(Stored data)
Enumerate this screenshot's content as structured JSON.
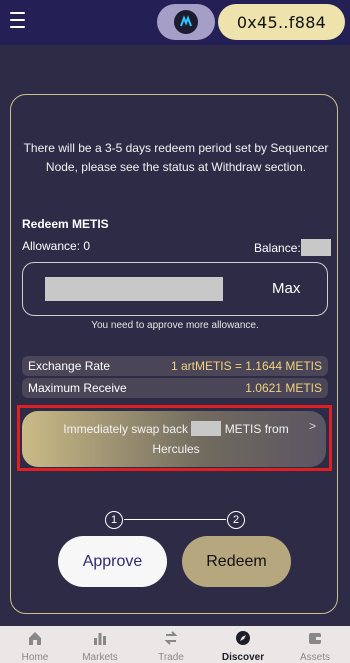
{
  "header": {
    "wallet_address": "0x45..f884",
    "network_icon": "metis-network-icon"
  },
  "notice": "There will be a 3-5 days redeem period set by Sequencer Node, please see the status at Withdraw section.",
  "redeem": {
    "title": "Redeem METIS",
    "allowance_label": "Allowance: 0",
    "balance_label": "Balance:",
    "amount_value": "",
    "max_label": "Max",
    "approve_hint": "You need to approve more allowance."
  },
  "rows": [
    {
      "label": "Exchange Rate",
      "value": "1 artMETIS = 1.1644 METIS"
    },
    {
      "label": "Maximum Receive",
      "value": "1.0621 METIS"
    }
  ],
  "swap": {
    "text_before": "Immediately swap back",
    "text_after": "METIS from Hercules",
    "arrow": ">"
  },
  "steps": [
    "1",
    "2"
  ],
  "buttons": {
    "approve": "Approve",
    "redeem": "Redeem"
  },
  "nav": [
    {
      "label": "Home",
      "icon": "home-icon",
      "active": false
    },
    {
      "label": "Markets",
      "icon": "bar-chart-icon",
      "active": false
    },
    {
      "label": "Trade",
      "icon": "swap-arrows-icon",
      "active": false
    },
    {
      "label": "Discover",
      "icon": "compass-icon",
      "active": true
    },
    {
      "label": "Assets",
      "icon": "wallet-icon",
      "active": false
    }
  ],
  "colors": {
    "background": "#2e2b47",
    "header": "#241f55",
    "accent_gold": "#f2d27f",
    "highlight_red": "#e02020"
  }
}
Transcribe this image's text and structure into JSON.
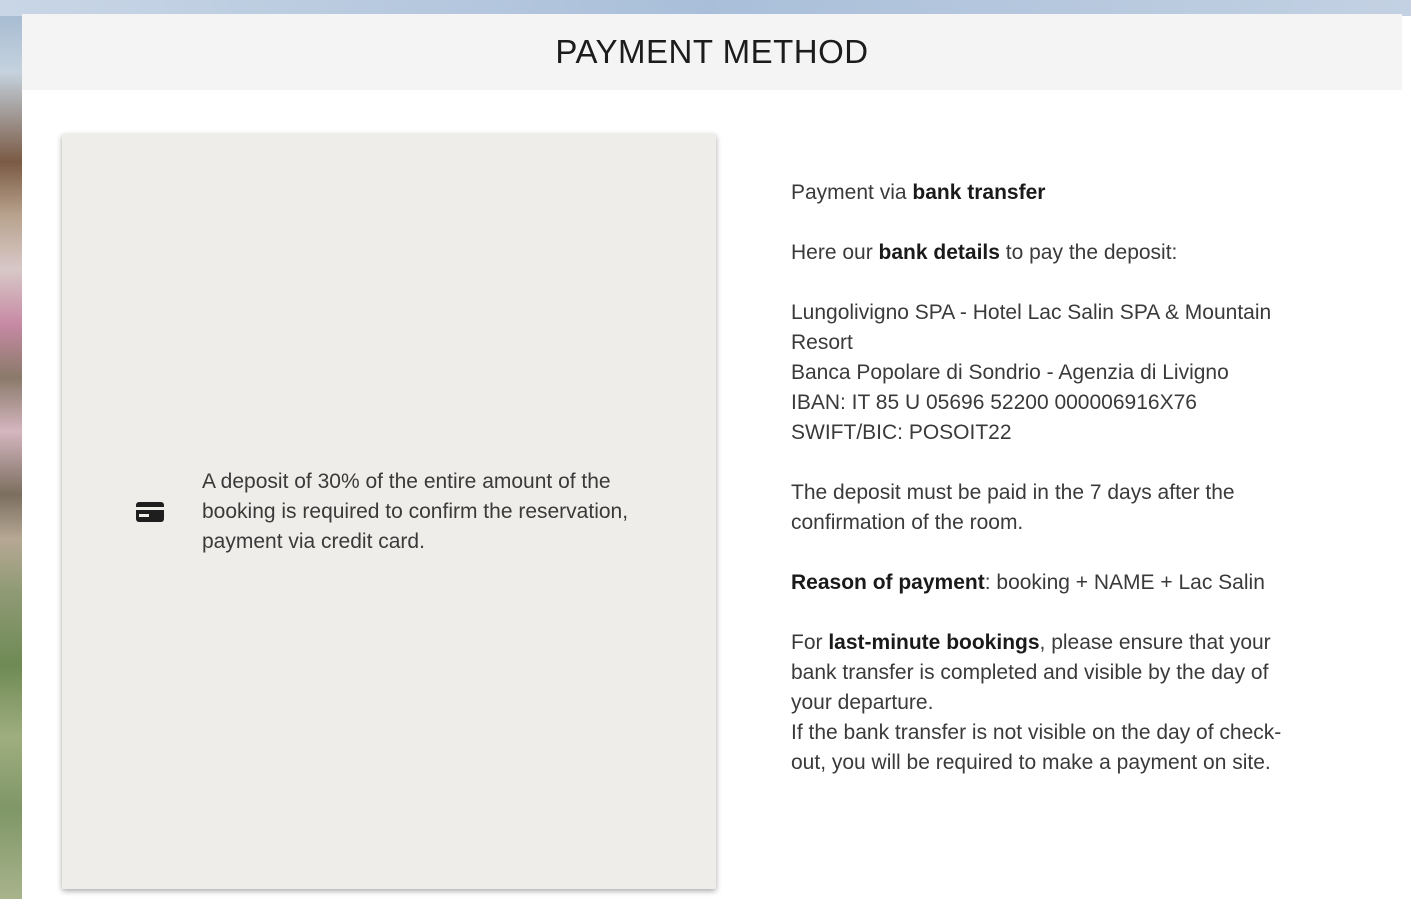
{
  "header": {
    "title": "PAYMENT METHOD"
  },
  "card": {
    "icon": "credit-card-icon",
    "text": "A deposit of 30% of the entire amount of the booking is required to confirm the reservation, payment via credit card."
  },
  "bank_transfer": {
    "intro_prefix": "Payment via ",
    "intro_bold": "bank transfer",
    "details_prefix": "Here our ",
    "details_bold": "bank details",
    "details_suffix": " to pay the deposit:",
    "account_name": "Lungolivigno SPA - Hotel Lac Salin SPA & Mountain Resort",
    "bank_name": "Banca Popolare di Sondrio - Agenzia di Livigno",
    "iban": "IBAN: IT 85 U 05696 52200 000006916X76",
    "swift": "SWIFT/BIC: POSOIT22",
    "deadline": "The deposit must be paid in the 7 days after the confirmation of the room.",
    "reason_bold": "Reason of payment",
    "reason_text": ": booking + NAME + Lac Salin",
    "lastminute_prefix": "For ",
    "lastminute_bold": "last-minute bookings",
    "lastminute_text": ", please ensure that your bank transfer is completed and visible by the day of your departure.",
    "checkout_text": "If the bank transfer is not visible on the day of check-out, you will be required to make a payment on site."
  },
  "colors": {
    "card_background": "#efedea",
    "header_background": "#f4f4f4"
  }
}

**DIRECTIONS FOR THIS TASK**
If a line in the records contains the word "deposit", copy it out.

**OUTPUT**
    "text": "A deposit of 30% of the entire amount of the booking is required to confirm the reservation, payment via credit card."
    "details_suffix": " to pay the deposit:",
    "deadline": "The deposit must be paid in the 7 days after the confirmation of the room.",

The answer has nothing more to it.